> [Task item] With no omissions, write out every record given below.
START Information given
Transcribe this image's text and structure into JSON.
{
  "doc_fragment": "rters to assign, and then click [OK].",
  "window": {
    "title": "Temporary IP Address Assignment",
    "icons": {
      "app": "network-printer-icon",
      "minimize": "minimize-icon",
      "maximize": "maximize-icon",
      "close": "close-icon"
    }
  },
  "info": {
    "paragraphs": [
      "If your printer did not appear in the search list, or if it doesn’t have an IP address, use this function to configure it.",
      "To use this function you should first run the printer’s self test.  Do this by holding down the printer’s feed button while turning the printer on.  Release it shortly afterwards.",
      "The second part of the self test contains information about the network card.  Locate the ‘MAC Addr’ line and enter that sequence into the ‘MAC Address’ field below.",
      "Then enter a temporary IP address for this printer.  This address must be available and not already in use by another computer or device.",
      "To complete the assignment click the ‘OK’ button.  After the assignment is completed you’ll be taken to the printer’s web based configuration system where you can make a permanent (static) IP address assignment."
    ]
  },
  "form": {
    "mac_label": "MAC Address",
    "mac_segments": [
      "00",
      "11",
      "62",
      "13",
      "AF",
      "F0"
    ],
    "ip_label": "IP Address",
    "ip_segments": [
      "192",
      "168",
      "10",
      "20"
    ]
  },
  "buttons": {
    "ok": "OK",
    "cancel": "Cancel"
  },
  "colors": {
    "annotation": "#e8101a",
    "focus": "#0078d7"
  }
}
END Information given
> [Response]
Transcribe this image's text and structure into JSON.
{
  "doc_fragment": "rters to assign, and then click [OK].",
  "window": {
    "title": "Temporary IP Address Assignment",
    "icons": {
      "app": "network-printer-icon",
      "minimize": "minimize-icon",
      "maximize": "maximize-icon",
      "close": "close-icon"
    }
  },
  "info": {
    "paragraphs": [
      "If your printer did not appear in the search list, or if it doesn’t have an IP address, use this function to configure it.",
      "To use this function you should first run the printer’s self test.  Do this by holding down the printer’s feed button while turning the printer on.  Release it shortly afterwards.",
      "The second part of the self test contains information about the network card.  Locate the ‘MAC Addr’ line and enter that sequence into the ‘MAC Address’ field below.",
      "Then enter a temporary IP address for this printer.  This address must be available and not already in use by another computer or device.",
      "To complete the assignment click the ‘OK’ button.  After the assignment is completed you’ll be taken to the printer’s web based configuration system where you can make a permanent (static) IP address assignment."
    ]
  },
  "form": {
    "mac_label": "MAC Address",
    "mac_segments": [
      "00",
      "11",
      "62",
      "13",
      "AF",
      "F0"
    ],
    "ip_label": "IP Address",
    "ip_segments": [
      "192",
      "168",
      "10",
      "20"
    ]
  },
  "buttons": {
    "ok": "OK",
    "cancel": "Cancel"
  },
  "colors": {
    "annotation": "#e8101a",
    "focus": "#0078d7"
  }
}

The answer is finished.